Composer/keyboardist/producer Elodie Lauten creates operas, music for dance and theatre, orchestral, chamber and instrumental music. Not a household name, she is however widely recognized by historians as a leading figure of post-minimalism and a force on the new music scene, with 20 releases on a number of labels.

Her opera Waking in New York, Portrait of Allen Ginsberg was presented by the New York City Opera (2004 VOX and Friends) in May 2004, after being released on 4Tay, following three well-received productions. OrfReo, a new opera for Baroque ensemble was premiered at Merkin Hall by the Queen's Chamber Band, whose New Music Alive CD (released on Capstone in 2004) includes Lauten's The Architect. The Orfreo CD was released in December 2004 on Studio 21. In September 2004 Lauten was composer-in-residence at Hope College, MI. Lauten's Symphony 2001, was premiered in February 2003 by the SEM Orchestra in New York. In 1999, Lauten's Deus ex Machina Cycle for voices and Baroque ensemble (4Tay) received strong critical acclaim in the US and Europe. Lauten's Variations On The Orange Cycle (Lovely Music, 1998) was included in Chamber Music America's list of 100 best works of the 20th century.

Born in Paris, France, she was classically trained as a pianist since age 7. She received a Master's in composition from New York University where she studied Western composition with Dinu Ghezzo and Indian classical music with Ahkmal Parwez. Daughter of jazz pianist/drummer Errol Parker, she is also a fluent improviser. She became an American citizen in 1984 and has lived in New York since the early seventies

Visit Elodie Lauten's Web Site
Friday, January 18, 2008
Human Sacrifice?

I have noted lately how often composers are asked for commissions that actually cost them money, negative commissions, so to speak, in which they are expected to support the event in more ways than one besides donating their services. I don't dare say it out loud...but whenever someone asks me for a piece, I have a moment of anxiety wondering whether I'll be able to "afford" the commission in terms not only of time but of budget. On the other hand, I am not in a position to turn down any offers as there are so many of us who have music to be performed, and I am thrilled to be asked, so I usually end up doing the project... but as of this year I need to try to better balance my earnings versus the demands of creative projects and become a bit more selective.

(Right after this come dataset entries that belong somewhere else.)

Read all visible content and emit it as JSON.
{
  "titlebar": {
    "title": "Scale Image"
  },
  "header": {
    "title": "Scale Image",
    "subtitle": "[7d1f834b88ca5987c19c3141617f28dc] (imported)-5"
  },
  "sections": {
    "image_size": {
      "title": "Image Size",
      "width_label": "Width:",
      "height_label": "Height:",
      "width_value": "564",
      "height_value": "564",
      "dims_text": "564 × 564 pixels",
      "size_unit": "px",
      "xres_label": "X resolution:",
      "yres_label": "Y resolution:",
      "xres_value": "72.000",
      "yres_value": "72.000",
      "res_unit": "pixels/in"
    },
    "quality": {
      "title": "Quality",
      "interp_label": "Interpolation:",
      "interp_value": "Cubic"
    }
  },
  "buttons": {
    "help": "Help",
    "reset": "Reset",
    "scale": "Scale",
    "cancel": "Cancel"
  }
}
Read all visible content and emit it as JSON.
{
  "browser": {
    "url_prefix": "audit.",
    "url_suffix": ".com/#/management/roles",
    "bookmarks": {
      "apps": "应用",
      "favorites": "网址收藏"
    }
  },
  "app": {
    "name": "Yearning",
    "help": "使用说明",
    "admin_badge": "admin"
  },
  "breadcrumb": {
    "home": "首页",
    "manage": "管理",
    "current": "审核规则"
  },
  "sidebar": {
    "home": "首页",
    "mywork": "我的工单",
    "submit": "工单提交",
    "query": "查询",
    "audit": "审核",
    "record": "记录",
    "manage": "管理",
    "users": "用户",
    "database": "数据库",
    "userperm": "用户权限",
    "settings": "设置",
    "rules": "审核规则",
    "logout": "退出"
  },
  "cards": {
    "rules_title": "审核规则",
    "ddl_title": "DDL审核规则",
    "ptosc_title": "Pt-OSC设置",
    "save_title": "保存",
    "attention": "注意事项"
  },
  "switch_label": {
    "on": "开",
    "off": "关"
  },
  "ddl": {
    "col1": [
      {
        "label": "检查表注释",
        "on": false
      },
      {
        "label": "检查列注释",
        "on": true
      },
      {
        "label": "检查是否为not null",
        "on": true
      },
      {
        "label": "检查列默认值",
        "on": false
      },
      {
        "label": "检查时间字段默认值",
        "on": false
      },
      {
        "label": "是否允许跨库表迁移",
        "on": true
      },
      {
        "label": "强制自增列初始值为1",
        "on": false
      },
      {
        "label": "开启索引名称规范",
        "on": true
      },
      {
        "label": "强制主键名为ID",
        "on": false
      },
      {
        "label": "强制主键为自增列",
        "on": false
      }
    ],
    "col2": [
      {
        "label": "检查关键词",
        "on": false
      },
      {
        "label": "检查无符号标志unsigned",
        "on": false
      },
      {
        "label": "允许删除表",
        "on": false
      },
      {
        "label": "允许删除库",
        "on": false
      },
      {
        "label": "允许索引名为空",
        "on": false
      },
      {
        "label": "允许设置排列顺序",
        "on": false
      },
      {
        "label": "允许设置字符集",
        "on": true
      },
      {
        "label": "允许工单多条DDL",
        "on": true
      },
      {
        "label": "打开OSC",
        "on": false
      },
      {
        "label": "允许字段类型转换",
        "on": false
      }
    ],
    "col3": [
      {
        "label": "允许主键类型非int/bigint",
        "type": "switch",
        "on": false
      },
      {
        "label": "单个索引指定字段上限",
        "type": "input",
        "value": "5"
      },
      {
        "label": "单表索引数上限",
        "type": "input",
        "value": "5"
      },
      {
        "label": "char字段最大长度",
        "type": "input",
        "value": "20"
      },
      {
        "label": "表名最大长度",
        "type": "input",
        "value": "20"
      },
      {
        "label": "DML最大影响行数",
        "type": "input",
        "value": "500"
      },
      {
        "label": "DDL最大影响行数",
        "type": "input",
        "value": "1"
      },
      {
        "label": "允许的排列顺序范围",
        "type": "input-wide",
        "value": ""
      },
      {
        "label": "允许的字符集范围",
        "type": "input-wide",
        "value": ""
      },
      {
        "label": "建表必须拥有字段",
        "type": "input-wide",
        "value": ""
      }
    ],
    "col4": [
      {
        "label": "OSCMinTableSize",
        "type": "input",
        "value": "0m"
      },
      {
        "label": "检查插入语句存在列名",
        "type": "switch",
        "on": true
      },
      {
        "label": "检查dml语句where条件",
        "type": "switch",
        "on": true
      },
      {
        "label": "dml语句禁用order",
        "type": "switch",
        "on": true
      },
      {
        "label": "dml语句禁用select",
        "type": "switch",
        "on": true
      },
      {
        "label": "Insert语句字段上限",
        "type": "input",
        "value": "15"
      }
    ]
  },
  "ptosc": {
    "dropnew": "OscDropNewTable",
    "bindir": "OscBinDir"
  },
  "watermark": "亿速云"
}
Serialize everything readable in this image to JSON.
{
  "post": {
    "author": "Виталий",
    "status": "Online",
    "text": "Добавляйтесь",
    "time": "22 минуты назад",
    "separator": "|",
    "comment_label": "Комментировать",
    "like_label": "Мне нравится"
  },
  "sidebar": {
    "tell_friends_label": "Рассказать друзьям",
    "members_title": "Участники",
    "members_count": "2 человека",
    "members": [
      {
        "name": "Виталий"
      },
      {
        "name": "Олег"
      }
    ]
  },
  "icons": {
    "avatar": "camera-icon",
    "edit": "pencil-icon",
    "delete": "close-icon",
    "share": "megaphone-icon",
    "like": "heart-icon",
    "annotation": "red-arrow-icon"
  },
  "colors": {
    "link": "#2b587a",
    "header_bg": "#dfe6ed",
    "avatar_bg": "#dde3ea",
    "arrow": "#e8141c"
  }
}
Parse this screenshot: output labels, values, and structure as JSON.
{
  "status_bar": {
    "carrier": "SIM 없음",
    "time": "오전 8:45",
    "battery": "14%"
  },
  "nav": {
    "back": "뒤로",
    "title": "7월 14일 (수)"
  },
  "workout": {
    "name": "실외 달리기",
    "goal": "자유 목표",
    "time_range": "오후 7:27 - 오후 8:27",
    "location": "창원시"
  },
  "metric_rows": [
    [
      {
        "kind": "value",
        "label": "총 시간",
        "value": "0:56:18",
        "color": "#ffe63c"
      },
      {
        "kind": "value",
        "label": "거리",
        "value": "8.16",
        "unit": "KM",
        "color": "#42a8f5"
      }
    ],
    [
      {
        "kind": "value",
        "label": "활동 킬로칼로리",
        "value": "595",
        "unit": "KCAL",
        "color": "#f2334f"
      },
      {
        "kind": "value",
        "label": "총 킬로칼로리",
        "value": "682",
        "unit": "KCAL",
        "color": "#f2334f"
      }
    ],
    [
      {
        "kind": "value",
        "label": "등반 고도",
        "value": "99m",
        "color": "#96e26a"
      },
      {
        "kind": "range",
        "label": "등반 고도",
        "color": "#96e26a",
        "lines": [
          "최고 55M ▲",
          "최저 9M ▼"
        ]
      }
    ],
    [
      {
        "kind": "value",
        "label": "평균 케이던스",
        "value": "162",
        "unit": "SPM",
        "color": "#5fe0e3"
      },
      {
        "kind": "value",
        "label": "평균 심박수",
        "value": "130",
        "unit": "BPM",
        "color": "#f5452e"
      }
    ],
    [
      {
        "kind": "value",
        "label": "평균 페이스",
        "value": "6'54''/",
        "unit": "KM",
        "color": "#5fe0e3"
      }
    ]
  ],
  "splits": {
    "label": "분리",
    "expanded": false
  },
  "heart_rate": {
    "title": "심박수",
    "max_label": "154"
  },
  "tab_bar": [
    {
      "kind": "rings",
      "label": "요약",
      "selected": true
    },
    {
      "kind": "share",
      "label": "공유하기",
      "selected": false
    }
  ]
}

In our depressed arts economy where there is never enough to go around, the reasoning goes: "if the performers don't perform, we don't have a concert. The composers have already done their work so it doesn't matter if we pay them." This distorted way of thinking is prompted by harder times. Ideally, a more democratic perspective would be to divide the money equally between all the people involved: performers,composers as well as organizers who all should get compensated for their work. This would create more a kinship and a sense of respect of everyone. When I get paid the money is actually returned to the music community (performers, engineers, etc.) so it creates a healthy spiral effect in the form of new projects being realized. It goes all the way around. But as it is now, I have to wait a long time to afford to pay performers to record the new work. This is why I so often turn to doing my own performing and writing a lot of electronic music which does not require anyone else, just my fingers and my voice. Meanwhile, I have over an hour's worth of chamber and orchestral music from the past eight years that never got a chance to get properly recorded. I know what you're going to say: who cares?...

Our society is focused on the performers because they are at the front of the stage, but the musical experience does not exist without the piece. ANY composer's work is worth money, as any other work made to order, even from composers "with no fancy names" (that was the name of an event programmed by Phill Niblock), as any carpenter's work: you can do without the nice carpentry work, but it sure enhances your lifestyle and so does music. This treatment of composers is really unsettling, and it seems to be getting worse all the time. I think one should be very careful in suggesting that for any reason composers should NOT get paid...making them the the sacrificial victims of the music community. The up-side of is short-lived, and the down-side affects everyone of us, performers and composers alike, in the long run.

And by the way... here is an interesting podcast from Kyle Gann talking about the postminimalist movement. Here is the link: